___ Records for processing

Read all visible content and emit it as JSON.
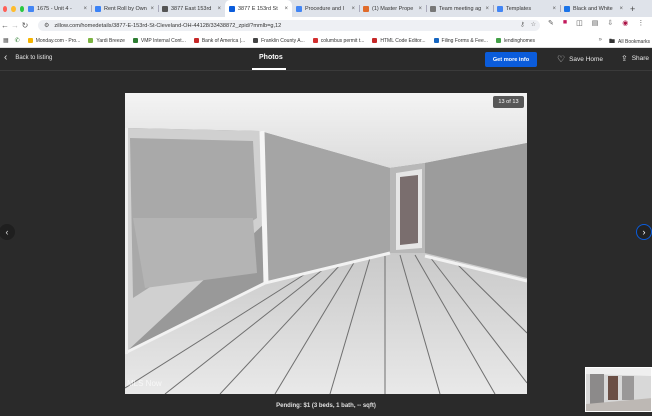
{
  "browser": {
    "tabs": [
      {
        "label": "1675 - Unit 4 - ",
        "color": "#4285f4",
        "active": false
      },
      {
        "label": "Rent Roll by Own",
        "color": "#3b82f6",
        "active": false
      },
      {
        "label": "3877 East 153rd",
        "color": "#555555",
        "active": false
      },
      {
        "label": "3877 E 153rd St",
        "color": "#0b5cdb",
        "active": true
      },
      {
        "label": "Procedure and I",
        "color": "#4285f4",
        "active": false
      },
      {
        "label": "(1) Master Prope",
        "color": "#e06b2a",
        "active": false
      },
      {
        "label": "Team meeting ag",
        "color": "#777777",
        "active": false
      },
      {
        "label": "Templates",
        "color": "#4285f4",
        "active": false
      },
      {
        "label": "Black and White",
        "color": "#1a73e8",
        "active": false
      }
    ],
    "new_tab_label": "+",
    "url": "zillow.com/homedetails/3877-E-153rd-St-Cleveland-OH-44128/33438872_zpid/?mmlb=g,12",
    "bookmarks": [
      {
        "label": "Monday.com - Pro...",
        "color": "#f5b400"
      },
      {
        "label": "Yardi Breeze",
        "color": "#7cb342"
      },
      {
        "label": "VMP Internal Cont...",
        "color": "#2e7d32"
      },
      {
        "label": "Bank of America |...",
        "color": "#c62828"
      },
      {
        "label": "Franklin County A...",
        "color": "#444444"
      },
      {
        "label": "columbus permit t...",
        "color": "#d32f2f"
      },
      {
        "label": "HTML Code Editor...",
        "color": "#c62828"
      },
      {
        "label": "Filing Forms & Fee...",
        "color": "#1565c0"
      },
      {
        "label": "lendinghomes",
        "color": "#43a047"
      }
    ],
    "all_bookmarks_label": "All Bookmarks"
  },
  "viewer": {
    "back_label": "Back to listing",
    "title": "Photos",
    "cta_label": "Get more info",
    "save_label": "Save Home",
    "share_label": "Share",
    "counter": "13 of 13",
    "watermark": "MLS Now",
    "caption": "Pending: $1 (3 beds, 1 bath, -- sqft)"
  },
  "colors": {
    "accent": "#0b5cdb",
    "background": "#2a2a2a"
  }
}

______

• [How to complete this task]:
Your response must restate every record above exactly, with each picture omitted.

• [The answer]:
Read all visible content and emit it as JSON.
{
  "browser": {
    "tabs": [
      {
        "label": "1675 - Unit 4 - ",
        "color": "#4285f4",
        "active": false
      },
      {
        "label": "Rent Roll by Own",
        "color": "#3b82f6",
        "active": false
      },
      {
        "label": "3877 East 153rd",
        "color": "#555555",
        "active": false
      },
      {
        "label": "3877 E 153rd St",
        "color": "#0b5cdb",
        "active": true
      },
      {
        "label": "Procedure and I",
        "color": "#4285f4",
        "active": false
      },
      {
        "label": "(1) Master Prope",
        "color": "#e06b2a",
        "active": false
      },
      {
        "label": "Team meeting ag",
        "color": "#777777",
        "active": false
      },
      {
        "label": "Templates",
        "color": "#4285f4",
        "active": false
      },
      {
        "label": "Black and White",
        "color": "#1a73e8",
        "active": false
      }
    ],
    "new_tab_label": "+",
    "url": "zillow.com/homedetails/3877-E-153rd-St-Cleveland-OH-44128/33438872_zpid/?mmlb=g,12",
    "bookmarks": [
      {
        "label": "Monday.com - Pro...",
        "color": "#f5b400"
      },
      {
        "label": "Yardi Breeze",
        "color": "#7cb342"
      },
      {
        "label": "VMP Internal Cont...",
        "color": "#2e7d32"
      },
      {
        "label": "Bank of America |...",
        "color": "#c62828"
      },
      {
        "label": "Franklin County A...",
        "color": "#444444"
      },
      {
        "label": "columbus permit t...",
        "color": "#d32f2f"
      },
      {
        "label": "HTML Code Editor...",
        "color": "#c62828"
      },
      {
        "label": "Filing Forms & Fee...",
        "color": "#1565c0"
      },
      {
        "label": "lendinghomes",
        "color": "#43a047"
      }
    ],
    "all_bookmarks_label": "All Bookmarks"
  },
  "viewer": {
    "back_label": "Back to listing",
    "title": "Photos",
    "cta_label": "Get more info",
    "save_label": "Save Home",
    "share_label": "Share",
    "counter": "13 of 13",
    "watermark": "MLS Now",
    "caption": "Pending: $1 (3 beds, 1 bath, -- sqft)"
  },
  "colors": {
    "accent": "#0b5cdb",
    "background": "#2a2a2a"
  }
}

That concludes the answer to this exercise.